Even if we somehow found our way around that, we would still need to deal with the high temperatures on the exoplanet. HD 189733b is so close to its star that it is ridiculously hot. To put that in better perspective, it is so near to its sun that HD 189733b completes a revolution around its star in just 2.2 Earth days. Interestingly, a day on this exoplanet is also 2.2 Earth days long.

The gravitational interaction between a planet and its star can cause a planet to have a day and year of the same length if the planet becomes tidally locked to its star, just as our Moon is tidally locked to the Earth. This means that the planet rotates on its axis in the same amount of time that it takes to complete one revolution around its star. (Rotations cause days and nights, and revolutions cause years.)

A tidally locked planet always keeps the same side toward its sun. So, one side is condemned to nonstop daytime while the other has perpetual nighttime.

2. CoRoT-7b

Tags: Science, universe, solar system, space, earth science, physics, science, science, science

In February 2009, astronomers operating the Convection, Rotation and Planetary Transits (CoRoT) satellite discovered a new exoplanet in the Monoceros constellation 480 light-years away from Earth. They called it CoRoT-7b.

CoRoT-7b is a rocky, Earthlike exoplanet even though it used to be a Saturn-sized hot Jupiter—a term used to describe the huge, gas-filled planets outside our own solar system with tight orbits around their stars. Despite having a rocky surface that could support life, CoRoT-7b is not the place to be.

For starters, its atmosphere is filled with minerals that form rock clouds. These clouds send pebbles and small rocks falling from the skies as if they were rain. Even if humans managed to survive that, they would be destroyed by the insanely hot surface temperature of the exoplanet.

Our own Earth is 60 times farther from our Sun than CoRoT-7b is from its star. In the daytime, the star in the skies of CoRoT-7b appears 360 times bigger than our own Sun looks from here on Earth. Talking about daytime, CoRoT-7b may also be tidally locked to its star. A day and a year are just 20.4 hours long.[2]

As you may have guessed, this means that half the exoplanet permanently faces its star. The surface temperature of that side is between 1,980 degrees Celsius (3,600 °F) and 2,300 degrees Celsius (4,220 °F), which is enough to melt rock. Astronomers believe that the rocks on the side facing the sun are molten because they can’t remain solid at that temperature… Show More
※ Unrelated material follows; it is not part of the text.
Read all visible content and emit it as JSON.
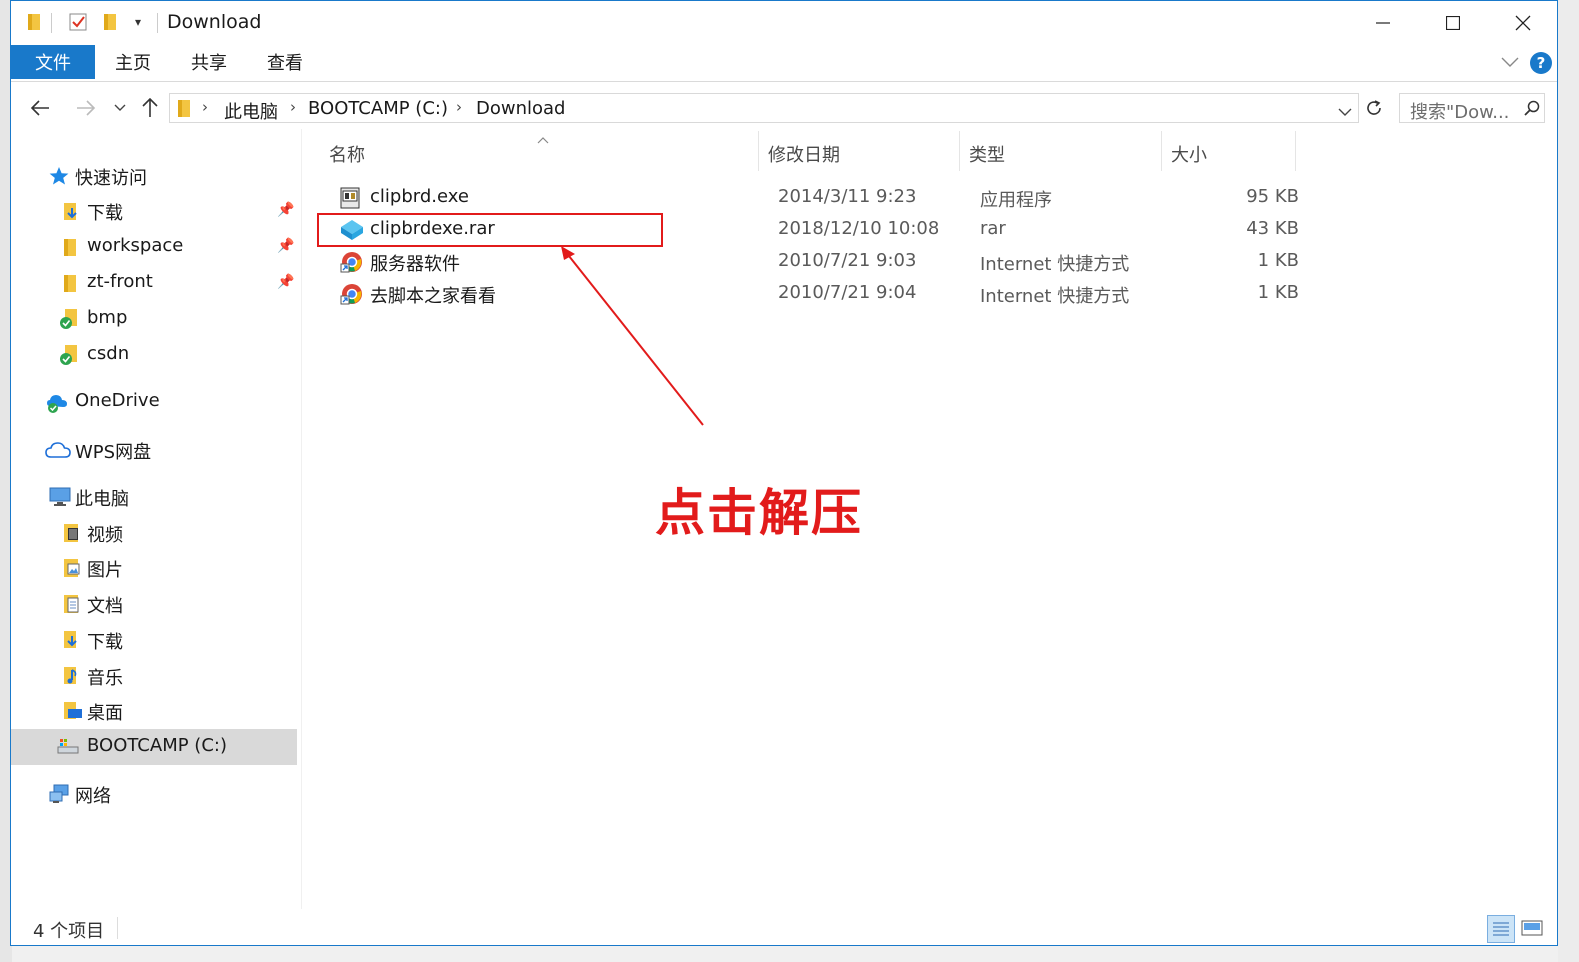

Tags: Science, universe, solar system, space, earth science, physics, science, science, science